__MATERIAL PROVIDED__.
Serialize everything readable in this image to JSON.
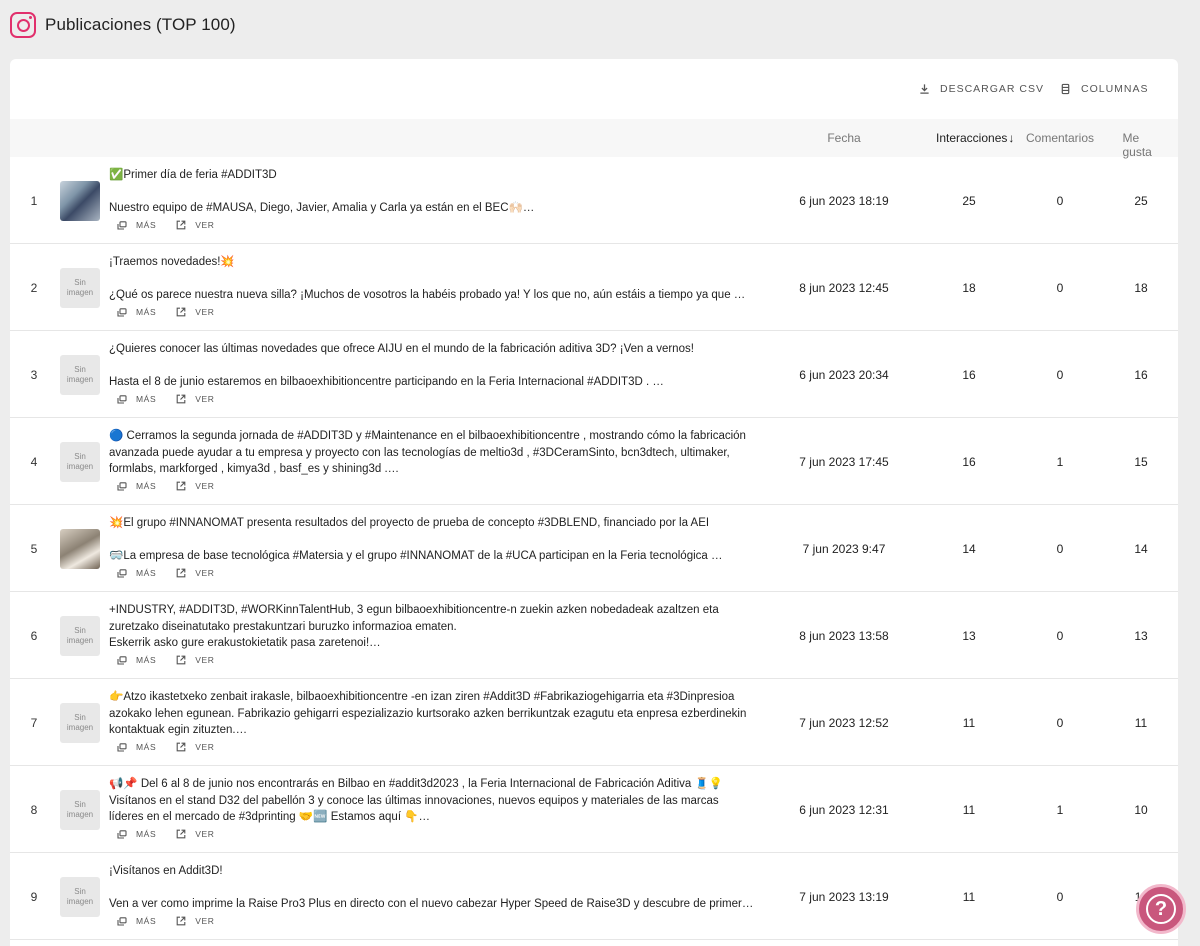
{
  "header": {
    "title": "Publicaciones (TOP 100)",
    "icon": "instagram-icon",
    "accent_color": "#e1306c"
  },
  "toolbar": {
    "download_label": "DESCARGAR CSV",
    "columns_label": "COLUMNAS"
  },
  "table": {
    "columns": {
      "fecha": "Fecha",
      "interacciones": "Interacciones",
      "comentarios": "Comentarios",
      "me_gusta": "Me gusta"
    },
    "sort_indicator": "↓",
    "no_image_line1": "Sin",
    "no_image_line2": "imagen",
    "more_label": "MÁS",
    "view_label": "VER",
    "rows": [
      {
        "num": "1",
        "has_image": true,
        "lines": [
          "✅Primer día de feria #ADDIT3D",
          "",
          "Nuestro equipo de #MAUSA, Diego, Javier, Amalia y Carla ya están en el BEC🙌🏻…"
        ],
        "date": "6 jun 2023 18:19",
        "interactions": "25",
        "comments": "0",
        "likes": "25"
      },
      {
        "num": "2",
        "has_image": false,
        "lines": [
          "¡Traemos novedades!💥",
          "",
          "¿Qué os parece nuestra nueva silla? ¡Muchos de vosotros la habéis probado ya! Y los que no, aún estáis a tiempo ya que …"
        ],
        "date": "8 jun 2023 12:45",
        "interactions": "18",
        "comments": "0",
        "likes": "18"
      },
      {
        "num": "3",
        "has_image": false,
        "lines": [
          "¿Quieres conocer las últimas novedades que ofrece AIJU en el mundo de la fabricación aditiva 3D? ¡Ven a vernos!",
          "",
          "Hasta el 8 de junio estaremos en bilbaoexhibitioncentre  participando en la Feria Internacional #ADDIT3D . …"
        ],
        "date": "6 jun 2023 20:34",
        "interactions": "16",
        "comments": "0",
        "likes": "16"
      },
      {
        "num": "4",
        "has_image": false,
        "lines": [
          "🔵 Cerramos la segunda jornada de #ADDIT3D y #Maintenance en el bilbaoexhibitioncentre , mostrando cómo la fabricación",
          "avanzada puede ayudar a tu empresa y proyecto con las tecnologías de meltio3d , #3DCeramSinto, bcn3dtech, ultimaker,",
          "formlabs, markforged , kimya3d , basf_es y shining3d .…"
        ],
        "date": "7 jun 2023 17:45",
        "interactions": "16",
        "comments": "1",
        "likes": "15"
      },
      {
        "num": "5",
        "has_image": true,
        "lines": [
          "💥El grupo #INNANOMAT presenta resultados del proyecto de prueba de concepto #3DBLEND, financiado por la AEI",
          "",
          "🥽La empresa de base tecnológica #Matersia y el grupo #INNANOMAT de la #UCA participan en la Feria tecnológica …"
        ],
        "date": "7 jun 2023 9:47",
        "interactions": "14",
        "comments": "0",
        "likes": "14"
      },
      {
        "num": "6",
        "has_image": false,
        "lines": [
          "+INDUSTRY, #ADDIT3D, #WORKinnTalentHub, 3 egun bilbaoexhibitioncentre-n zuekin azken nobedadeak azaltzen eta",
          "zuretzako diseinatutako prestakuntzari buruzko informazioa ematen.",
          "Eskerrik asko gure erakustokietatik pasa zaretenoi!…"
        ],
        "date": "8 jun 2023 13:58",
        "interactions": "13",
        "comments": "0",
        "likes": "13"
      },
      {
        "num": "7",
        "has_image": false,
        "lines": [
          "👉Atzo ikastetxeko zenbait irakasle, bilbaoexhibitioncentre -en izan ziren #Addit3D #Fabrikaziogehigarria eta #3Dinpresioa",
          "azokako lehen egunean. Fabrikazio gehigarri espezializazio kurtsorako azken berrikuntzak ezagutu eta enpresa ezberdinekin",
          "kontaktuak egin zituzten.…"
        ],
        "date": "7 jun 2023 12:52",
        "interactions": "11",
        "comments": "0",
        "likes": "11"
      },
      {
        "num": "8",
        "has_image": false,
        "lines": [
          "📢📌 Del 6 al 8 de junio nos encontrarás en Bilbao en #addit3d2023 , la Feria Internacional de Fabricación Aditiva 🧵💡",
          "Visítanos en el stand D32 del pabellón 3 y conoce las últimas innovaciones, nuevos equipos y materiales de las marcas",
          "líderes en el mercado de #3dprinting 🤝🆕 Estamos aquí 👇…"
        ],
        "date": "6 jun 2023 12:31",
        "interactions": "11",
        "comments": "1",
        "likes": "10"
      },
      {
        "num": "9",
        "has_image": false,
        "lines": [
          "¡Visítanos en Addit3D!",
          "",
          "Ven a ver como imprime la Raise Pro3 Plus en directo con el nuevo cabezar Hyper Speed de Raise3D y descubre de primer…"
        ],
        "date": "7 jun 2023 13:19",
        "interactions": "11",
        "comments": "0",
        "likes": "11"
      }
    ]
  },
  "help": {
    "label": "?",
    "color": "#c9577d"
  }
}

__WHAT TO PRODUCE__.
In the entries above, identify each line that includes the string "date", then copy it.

__EXERCISE ANSWER__.
        "date": "6 jun 2023 18:19",
        "date": "8 jun 2023 12:45",
        "date": "6 jun 2023 20:34",
        "date": "7 jun 2023 17:45",
        "date": "7 jun 2023 9:47",
        "date": "8 jun 2023 13:58",
        "date": "7 jun 2023 12:52",
        "date": "6 jun 2023 12:31",
        "date": "7 jun 2023 13:19",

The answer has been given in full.